IRIDIUM RUTHENIUM OXIDE CATALYST
Hydrogen produced by proton exchange membrane (PEM) electrolysis technology is purer than any other form of hydrogen production. In order to compete with alternative forms of hydrogen production, a high efficiency electrolyser is required.
The electrochemical energy losses in a PEM electrolyser are primarily due to the large overpotential at the oxygen evolution anode. These losses can be minimised through the use of a high surface area, electrochemically active, and stable anodic electrocatalyst.
IrO₂ and RuO₂ are well established as anodic catalysts prepared by thermal decomposition of metal precursors onto titanium substrates. This method is unsuitable for PEM electrolysers due to the difficulty in obtaining intimate contact between the electrocatalyst and the ionically conductive membrane.

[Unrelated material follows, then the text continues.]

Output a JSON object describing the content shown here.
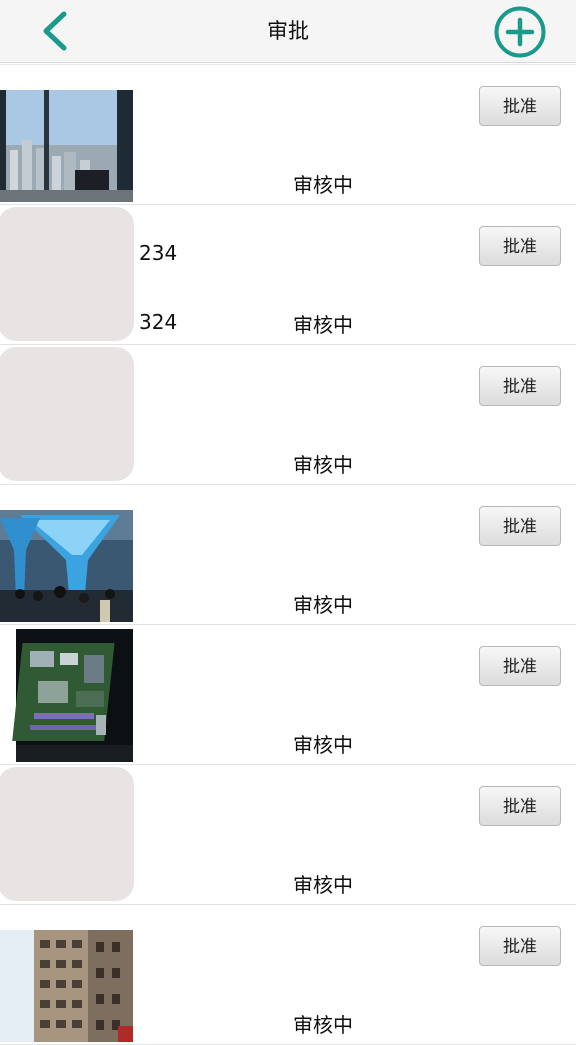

The iridium ruthenium nano-crystalline powder produced by TFP Hydrogen Products can be applied to the membrane as an ink. It has a low overpotential for the oxygen evolution reaction compared to standard IrO₂ and is stable under strong oxidation conditions.
Key to the catalyst longevity is the formation of an iridium-ruthenium solid solution.
|BET Surface Area||119 - 132 m² g⁻¹|
|EDX (by atomic mass)||
9.0 % Ru
22.6 % Ir
|XRF (by weight)||
14.7 % RuO₂
68.3 % IrO₂
|Crystalline Size||6 nm|
The catalyst powder retains its high activity at both high and low current densities, and a range of temperatures.
When placed in an electrolyser cell the catalyst outperforms traditional iridium oxide electrocatalysts. The results in Figure 2 show performance in a single electrolyser run at 60˚C (Nafion® N212 membrane).
SEM image of the Ir Ru oxide showing high surface area & range of pore size.
Electrolyser voltage utilising TFP Hydrogen’s Ir Ru oxide on the anode and platinum on the cathode